But as an aircraft’s value decreases, there will come a point when the accrued mx figure equates to more than 40% of the aircraft’s Ask Price. When a prospective buyer adjusts their offer to ad dress this accrued mx, the figure is all-too-often considered unacceptable to the seller and a deal is not reached.
It is not until an aircraft undergoes some major mx that a seller is sufficiently motivated to accept a lower figure, or a buyer is willing to pay a higher price, that the aircraft transacts.
Residual Value projection should be undertaken to un derstand the potential loss in aircraft value over the own ership term.
Traditional Residual Value forecasts start with an assumed Current Value that is then degraded based on the aircraft model’s average historical annual depreciation percentage. However, historical values and trends really play no role in an aircraft’s future financial behavior.
Therefore, care must be taken to obtain Residual Value figures from an entity that employs an objective methodology allowing each asset’s value to move independently (as it would in the real world) based on its mx condition/requirements and proven forward-looking market indicators.
Another problem with many Residual Value projections is that the aircraft’s future mx condition, perhaps the most important value influencer, is not accounted for appropri ately, if at all, nor is the aircraft placed into context relative to future comparable assets.
While a Residual Value Trend line can be “indicative” of the aircraft’s general value trend, it is more important to understand the Actual Residual Val ue figure that is likely to occur due to anticipated mx event completions based on the aircraft’s planned utilization.
By way of example, Table C makes a Residual Value pro jection. The blue line represents the aircraft’s “trend,” while the black line represents the asset’s “actual” projected value due to mx events that are completed, and the influence of comparable models in view of their individual mx status.
The green shaded area displays the comparable aircraft range, thereby placing the subject aircraft into context.
Maintenance expense If the owner plans to finance their aircraft, establishing and regularly updating a mx-leveraged Residual Value estimate and overlaying their loan amortization information will allow them to determine if an aircraft replacement might be warranted soon er than originally planned.
Notice that in the sample graph on Table D, the aircraft’s amortization (orange line) is very close to the estimated Residual Value at the end of the loan term.
Main tenance changes due to increased (or decreased) flying, and or market value fluctuations, could move the Actual Residual Value line lower, possibly causing an unnecessary reduction in the in vestment’s originally anticipated economics.
Lastly, dividing the aircraft’s forecasted Mx Expense by the estimated Residual Value figure covering the same time-period will allow the owner to determine if their ETP Ratio at time of sale is likely to exceed 40%. If that appears to be the case, the owner may wish to replace the aircraft sooner than originally planned.
Alternatively, they will at least know they must seri ously consider offers that are lower than desired.

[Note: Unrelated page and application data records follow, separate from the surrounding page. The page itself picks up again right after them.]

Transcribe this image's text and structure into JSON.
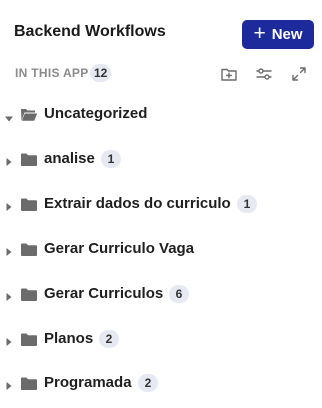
{
  "header": {
    "title": "Backend Workflows",
    "new_button": {
      "plus": "+",
      "label": "New"
    }
  },
  "subheader": {
    "label": "IN THIS APP",
    "count": "12",
    "tools": [
      "add-folder-icon",
      "filter-sliders-icon",
      "expand-icon"
    ]
  },
  "folders": [
    {
      "name": "Uncategorized",
      "count": "",
      "expanded": true
    },
    {
      "name": "analise",
      "count": "1",
      "expanded": false
    },
    {
      "name": "Extrair dados do curriculo",
      "count": "1",
      "expanded": false
    },
    {
      "name": "Gerar Curriculo Vaga",
      "count": "",
      "expanded": false
    },
    {
      "name": "Gerar Curriculos",
      "count": "6",
      "expanded": false
    },
    {
      "name": "Planos",
      "count": "2",
      "expanded": false
    },
    {
      "name": "Programada",
      "count": "2",
      "expanded": false
    }
  ],
  "colors": {
    "accent": "#1d2a9c",
    "badge_bg": "#e6e9f1",
    "icon": "#6b6b6b"
  }
}
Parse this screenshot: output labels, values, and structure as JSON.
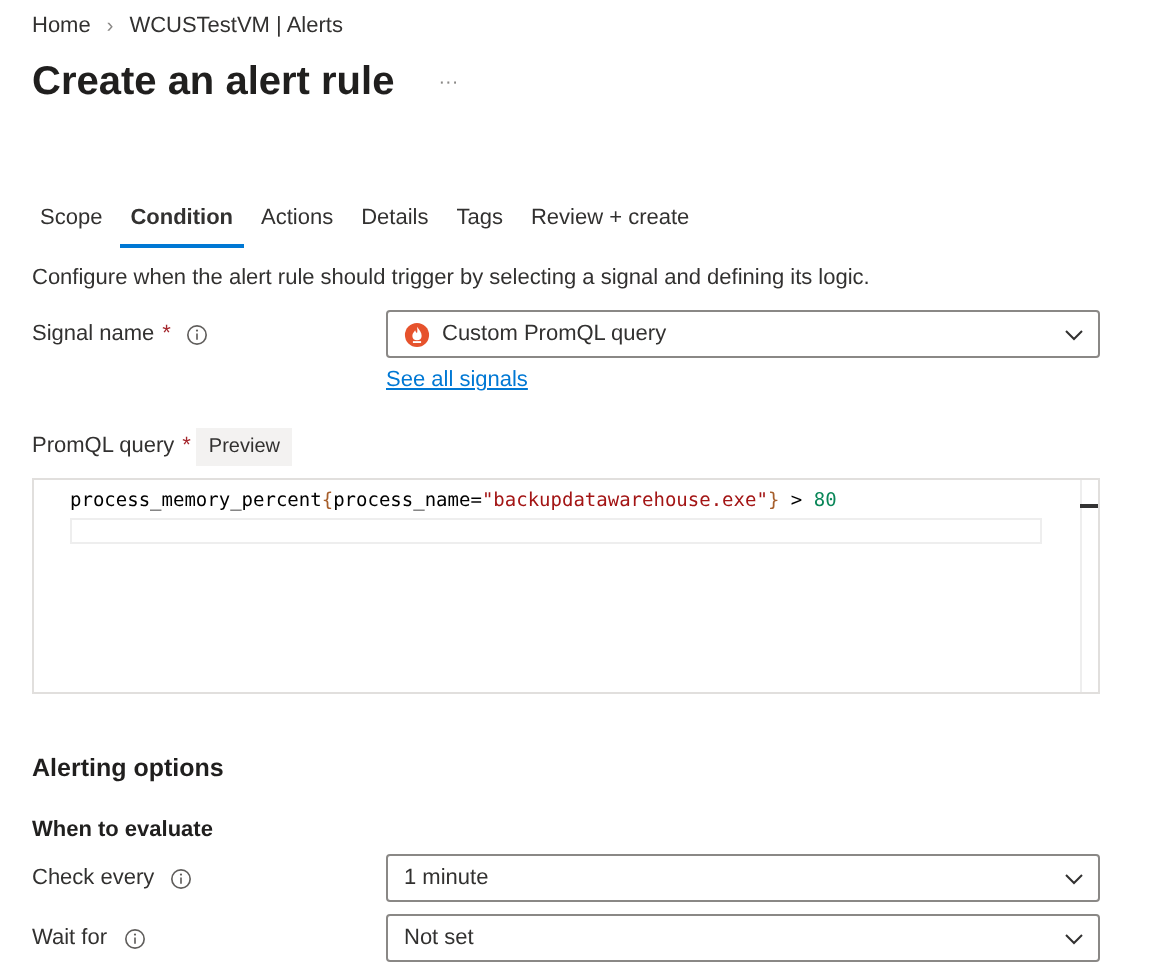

A “low price” is easy to determine. “Good value” is derived through the financial optimization of the owner’s investment by:
• Acquiring an aircraft, at a reasonable price, able to perform the mission requirements.
• Correctly projecting mx costs during the ownership period, in part through HCMP enrollment.
• Limiting scheduled mx expense not covered through HCMP based on detailed analytics of the aircraft’s future mx requirement at time of purchase.
• Securing science-based, objective Residual Value analyses on an ongoing/regular basis.
• Remarketing an HCMP-enrolled aircraft on a predeter mined date when its ETP Ratio is below 40%.
Anthony Kioussis is President of Asset Insight, which offers aircraft valuation and aviation consulting services. His 40+ years of experience in aviation includes GE Capital Corporate Aircraft Finance, Jet Aviation, and JSSI.